Exercise
The response should contain all of the data below, reproduced exactly, and no pictures.
### The input
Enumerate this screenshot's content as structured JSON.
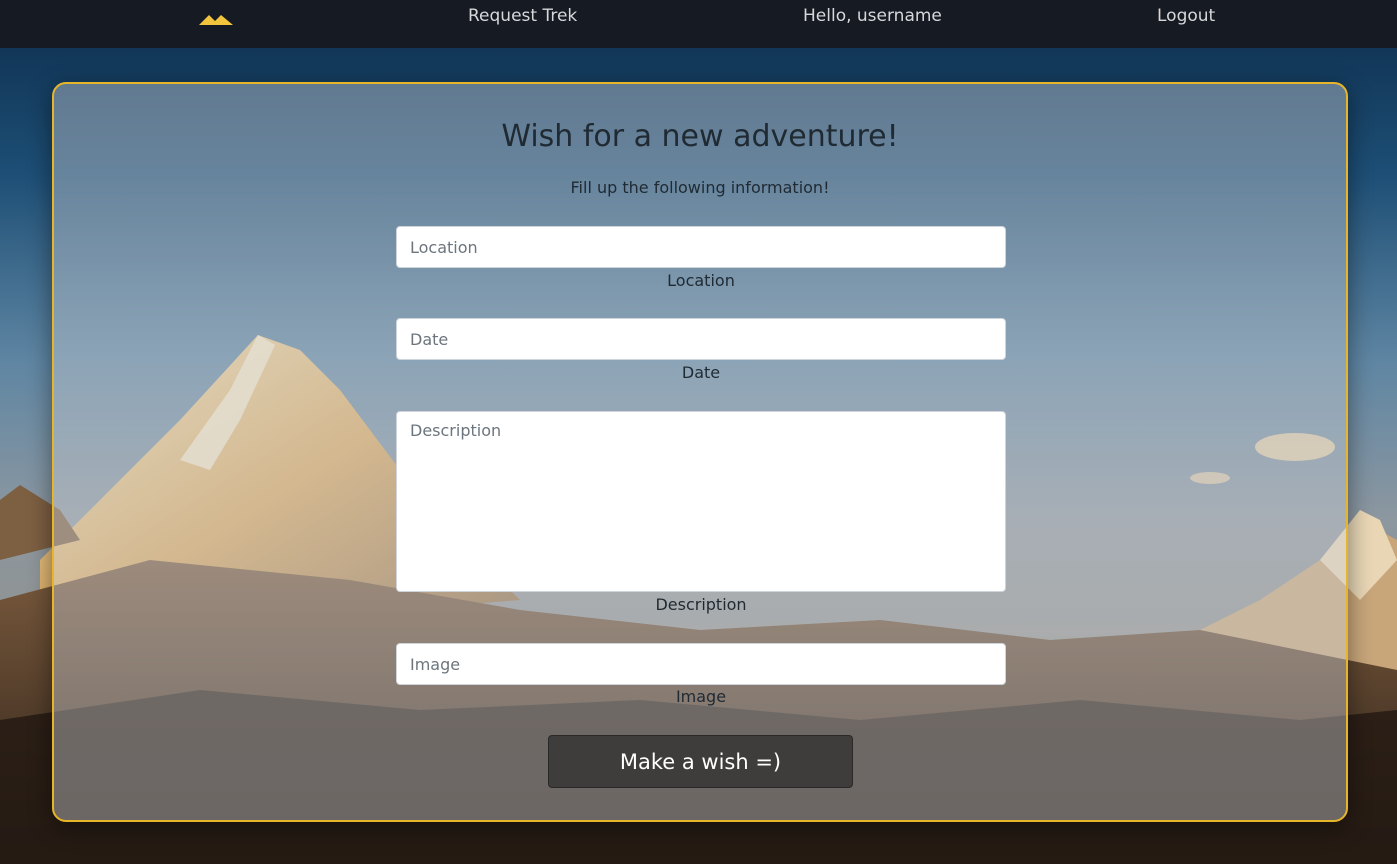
{
  "colors": {
    "navbar_bg": "#161a22",
    "brand_logo": "#f2c53d",
    "card_border": "#e7b52a",
    "button_bg": "#3f3d3c",
    "nav_text": "#d7d8da"
  },
  "navbar": {
    "brand_icon": "mountain-logo-icon",
    "request_trek": "Request Trek",
    "greeting": "Hello, username",
    "logout": "Logout"
  },
  "form": {
    "title": "Wish for a new adventure!",
    "subtitle": "Fill up the following information!",
    "location": {
      "placeholder": "Location",
      "label": "Location",
      "value": ""
    },
    "date": {
      "placeholder": "Date",
      "label": "Date",
      "value": ""
    },
    "description": {
      "placeholder": "Description",
      "label": "Description",
      "value": ""
    },
    "image": {
      "placeholder": "Image",
      "label": "Image",
      "value": ""
    },
    "submit_label": "Make a wish =)"
  }
}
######
Answer to the problem
Enumerate this screenshot's content as structured JSON.
{
  "colors": {
    "navbar_bg": "#161a22",
    "brand_logo": "#f2c53d",
    "card_border": "#e7b52a",
    "button_bg": "#3f3d3c",
    "nav_text": "#d7d8da"
  },
  "navbar": {
    "brand_icon": "mountain-logo-icon",
    "request_trek": "Request Trek",
    "greeting": "Hello, username",
    "logout": "Logout"
  },
  "form": {
    "title": "Wish for a new adventure!",
    "subtitle": "Fill up the following information!",
    "location": {
      "placeholder": "Location",
      "label": "Location",
      "value": ""
    },
    "date": {
      "placeholder": "Date",
      "label": "Date",
      "value": ""
    },
    "description": {
      "placeholder": "Description",
      "label": "Description",
      "value": ""
    },
    "image": {
      "placeholder": "Image",
      "label": "Image",
      "value": ""
    },
    "submit_label": "Make a wish =)"
  }
}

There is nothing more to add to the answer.